• Provided entries
· · ·
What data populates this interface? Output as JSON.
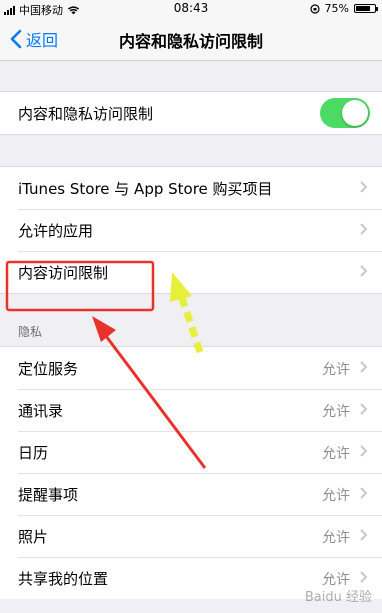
{
  "status_bar": {
    "carrier": "中国移动",
    "time": "08:43",
    "battery": "75%",
    "battery_level": 0.75
  },
  "nav": {
    "back_label": "返回",
    "title": "内容和隐私访问限制"
  },
  "toggle_row": {
    "label": "内容和隐私访问限制",
    "enabled": true
  },
  "menu": [
    {
      "label": "iTunes Store 与 App Store 购买项目"
    },
    {
      "label": "允许的应用"
    },
    {
      "label": "内容访问限制"
    }
  ],
  "privacy": {
    "header": "隐私",
    "items": [
      {
        "label": "定位服务",
        "value": "允许"
      },
      {
        "label": "通讯录",
        "value": "允许"
      },
      {
        "label": "日历",
        "value": "允许"
      },
      {
        "label": "提醒事项",
        "value": "允许"
      },
      {
        "label": "照片",
        "value": "允许"
      },
      {
        "label": "共享我的位置",
        "value": "允许"
      }
    ]
  },
  "colors": {
    "accent": "#007aff",
    "toggle_on": "#4cd964",
    "highlight_box": "#e8332b",
    "arrow_red": "#e8332b",
    "arrow_yellow": "#e6ef3a"
  },
  "watermark": "Baidu 经验"
}
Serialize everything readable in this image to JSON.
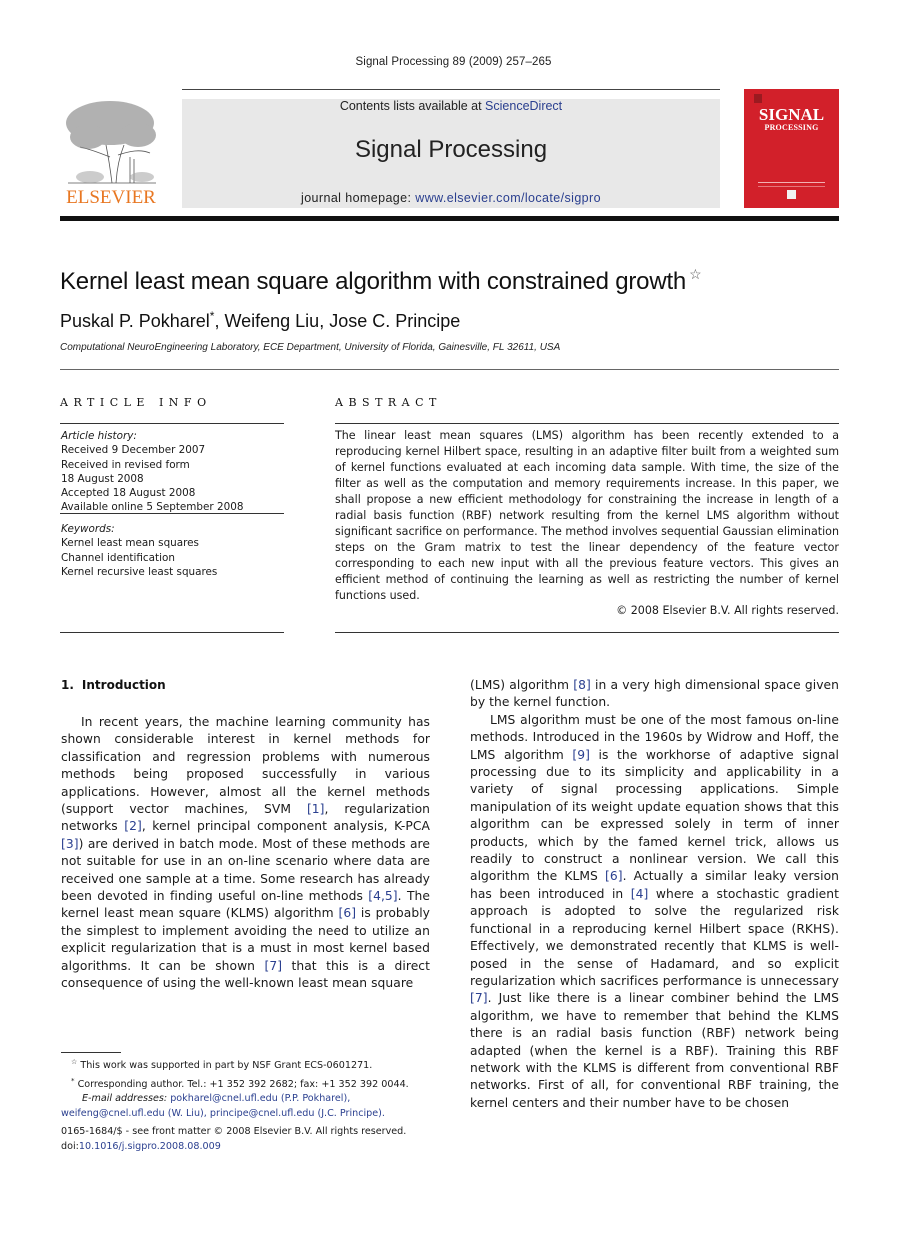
{
  "header": {
    "journal_reference": "Signal Processing 89 (2009) 257–265",
    "contents_prefix": "Contents lists available at ",
    "contents_link": "ScienceDirect",
    "journal_title": "Signal Processing",
    "homepage_prefix": "journal homepage: ",
    "homepage_link": "www.elsevier.com/locate/sigpro",
    "publisher_logo_text": "ELSEVIER",
    "cover_title": "SIGNAL",
    "cover_subtitle": "PROCESSING"
  },
  "colors": {
    "link": "#2a3f8f",
    "elsevier_orange": "#e87722",
    "cover_red": "#d2202a",
    "masthead_gray": "#e8e8e8"
  },
  "article": {
    "title": "Kernel least mean square algorithm with constrained growth",
    "title_note_mark": "☆",
    "authors": [
      {
        "name": "Puskal P. Pokharel",
        "mark": "*"
      },
      {
        "name": "Weifeng Liu",
        "mark": ""
      },
      {
        "name": "Jose C. Principe",
        "mark": ""
      }
    ],
    "affiliation": "Computational NeuroEngineering Laboratory, ECE Department, University of Florida, Gainesville, FL 32611, USA"
  },
  "article_info": {
    "heading": "ARTICLE INFO",
    "history_label": "Article history:",
    "history": [
      "Received 9 December 2007",
      "Received in revised form",
      "18 August 2008",
      "Accepted 18 August 2008",
      "Available online 5 September 2008"
    ],
    "keywords_label": "Keywords:",
    "keywords": [
      "Kernel least mean squares",
      "Channel identification",
      "Kernel recursive least squares"
    ]
  },
  "abstract": {
    "heading": "ABSTRACT",
    "text": "The linear least mean squares (LMS) algorithm has been recently extended to a reproducing kernel Hilbert space, resulting in an adaptive filter built from a weighted sum of kernel functions evaluated at each incoming data sample. With time, the size of the filter as well as the computation and memory requirements increase. In this paper, we shall propose a new efficient methodology for constraining the increase in length of a radial basis function (RBF) network resulting from the kernel LMS algorithm without significant sacrifice on performance. The method involves sequential Gaussian elimination steps on the Gram matrix to test the linear dependency of the feature vector corresponding to each new input with all the previous feature vectors. This gives an efficient method of continuing the learning as well as restricting the number of kernel functions used.",
    "copyright": "© 2008 Elsevier B.V. All rights reserved."
  },
  "introduction": {
    "number": "1.",
    "heading": "Introduction",
    "left_col": [
      {
        "t": "In recent years, the machine learning community has shown considerable interest in kernel methods for classification and regression problems with numerous methods being proposed successfully in various applications. However, almost all the kernel methods (support vector machines, SVM "
      },
      {
        "ref": "[1]"
      },
      {
        "t": ", regularization networks "
      },
      {
        "ref": "[2]"
      },
      {
        "t": ", kernel principal component analysis, K-PCA "
      },
      {
        "ref": "[3]"
      },
      {
        "t": ") are derived in batch mode. Most of these methods are not suitable for use in an on-line scenario where data are received one sample at a time. Some research has already been devoted in finding useful on-line methods "
      },
      {
        "ref": "[4,5]"
      },
      {
        "t": ". The kernel least mean square (KLMS) algorithm "
      },
      {
        "ref": "[6]"
      },
      {
        "t": " is probably the simplest to implement avoiding the need to utilize an explicit regularization that is a must in most kernel based algorithms. It can be shown "
      },
      {
        "ref": "[7]"
      },
      {
        "t": " that this is a direct consequence of using the well-known least mean square"
      }
    ],
    "right_col_p1": [
      {
        "t": "(LMS) algorithm "
      },
      {
        "ref": "[8]"
      },
      {
        "t": " in a very high dimensional space given by the kernel function."
      }
    ],
    "right_col_p2": [
      {
        "t": "LMS algorithm must be one of the most famous on-line methods. Introduced in the 1960s by Widrow and Hoff, the LMS algorithm "
      },
      {
        "ref": "[9]"
      },
      {
        "t": " is the workhorse of adaptive signal processing due to its simplicity and applicability in a variety of signal processing applications. Simple manipulation of its weight update equation shows that this algorithm can be expressed solely in term of inner products, which by the famed kernel trick, allows us readily to construct a nonlinear version. We call this algorithm the KLMS "
      },
      {
        "ref": "[6]"
      },
      {
        "t": ". Actually a similar leaky version has been introduced in "
      },
      {
        "ref": "[4]"
      },
      {
        "t": " where a stochastic gradient approach is adopted to solve the regularized risk functional in a reproducing kernel Hilbert space (RKHS). Effectively, we demonstrated recently that KLMS is well-posed in the sense of Hadamard, and so explicit regularization which sacrifices performance is unnecessary "
      },
      {
        "ref": "[7]"
      },
      {
        "t": ". Just like there is a linear combiner behind the LMS algorithm, we have to remember that behind the KLMS there is an radial basis function (RBF) network being adapted (when the kernel is a RBF). Training this RBF network with the KLMS is different from conventional RBF networks. First of all, for conventional RBF training, the kernel centers and their number have to be chosen"
      }
    ]
  },
  "footnotes": {
    "star_mark": "☆",
    "funding": "This work was supported in part by NSF Grant ECS-0601271.",
    "corr_mark": "*",
    "corresponding": "Corresponding author. Tel.: +1 352 392 2682; fax: +1 352 392 0044.",
    "email_label": "E-mail addresses: ",
    "emails": [
      {
        "address": "pokharel@cnel.ufl.edu",
        "owner": " (P.P. Pokharel),"
      },
      {
        "address": "weifeng@cnel.ufl.edu",
        "owner": " (W. Liu), "
      },
      {
        "address": "principe@cnel.ufl.edu",
        "owner": " (J.C. Principe)."
      }
    ],
    "front_matter": "0165-1684/$ - see front matter © 2008 Elsevier B.V. All rights reserved.",
    "doi_prefix": "doi:",
    "doi_link": "10.1016/j.sigpro.2008.08.009"
  }
}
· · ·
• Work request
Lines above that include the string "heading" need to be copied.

• Output of the exercise
    "heading": "ARTICLE INFO",
    "heading": "ABSTRACT",
    "heading": "Introduction",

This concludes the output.